WORK INSTRUCTIONS →
Pictures aside, copy every record word for word.

Data about app and page elements →
*** Begin section ***
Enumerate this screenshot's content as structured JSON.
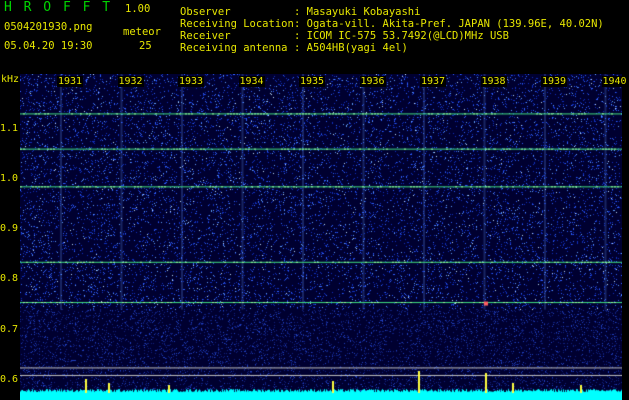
{
  "app": {
    "name": "H R O F F T",
    "version": "1.00"
  },
  "file": {
    "name": "0504201930.png",
    "datetime": "05.04.20 19:30"
  },
  "meteor": {
    "label": "meteor",
    "count": "25"
  },
  "info": [
    {
      "label": "Observer",
      "value": ": Masayuki Kobayashi"
    },
    {
      "label": "Receiving Location",
      "value": ": Ogata-vill. Akita-Pref. JAPAN (139.96E, 40.02N)"
    },
    {
      "label": "Receiver",
      "value": ": ICOM IC-575 53.7492(@LCD)MHz USB"
    },
    {
      "label": "Receiving antenna",
      "value": ": A504HB(yagi 4el)"
    }
  ],
  "yaxis": {
    "unit": "kHz",
    "ticks": [
      {
        "label": "1.1",
        "value": 1.1
      },
      {
        "label": "1.0",
        "value": 1.0
      },
      {
        "label": "0.9",
        "value": 0.9
      },
      {
        "label": "0.8",
        "value": 0.8
      },
      {
        "label": "0.7",
        "value": 0.7
      },
      {
        "label": "0.6",
        "value": 0.6
      }
    ]
  },
  "xaxis": {
    "minutes": [
      "1931",
      "1932",
      "1933",
      "1934",
      "1935",
      "1936",
      "1937",
      "1938",
      "1939",
      "1940"
    ]
  },
  "carriers_khz": [
    1.13,
    1.06,
    0.985,
    0.835,
    0.755
  ],
  "colors": {
    "text": "#e6e600",
    "title": "#00d400",
    "signal": "#00ffff"
  }
}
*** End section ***
EXERCISE SOLUTION →
Enumerate this screenshot's content as structured JSON.
{
  "app": {
    "name": "H R O F F T",
    "version": "1.00"
  },
  "file": {
    "name": "0504201930.png",
    "datetime": "05.04.20 19:30"
  },
  "meteor": {
    "label": "meteor",
    "count": "25"
  },
  "info": [
    {
      "label": "Observer",
      "value": ": Masayuki Kobayashi"
    },
    {
      "label": "Receiving Location",
      "value": ": Ogata-vill. Akita-Pref. JAPAN (139.96E, 40.02N)"
    },
    {
      "label": "Receiver",
      "value": ": ICOM IC-575 53.7492(@LCD)MHz USB"
    },
    {
      "label": "Receiving antenna",
      "value": ": A504HB(yagi 4el)"
    }
  ],
  "yaxis": {
    "unit": "kHz",
    "ticks": [
      {
        "label": "1.1",
        "value": 1.1
      },
      {
        "label": "1.0",
        "value": 1.0
      },
      {
        "label": "0.9",
        "value": 0.9
      },
      {
        "label": "0.8",
        "value": 0.8
      },
      {
        "label": "0.7",
        "value": 0.7
      },
      {
        "label": "0.6",
        "value": 0.6
      }
    ]
  },
  "xaxis": {
    "minutes": [
      "1931",
      "1932",
      "1933",
      "1934",
      "1935",
      "1936",
      "1937",
      "1938",
      "1939",
      "1940"
    ]
  },
  "carriers_khz": [
    1.13,
    1.06,
    0.985,
    0.835,
    0.755
  ],
  "colors": {
    "text": "#e6e600",
    "title": "#00d400",
    "signal": "#00ffff"
  }
}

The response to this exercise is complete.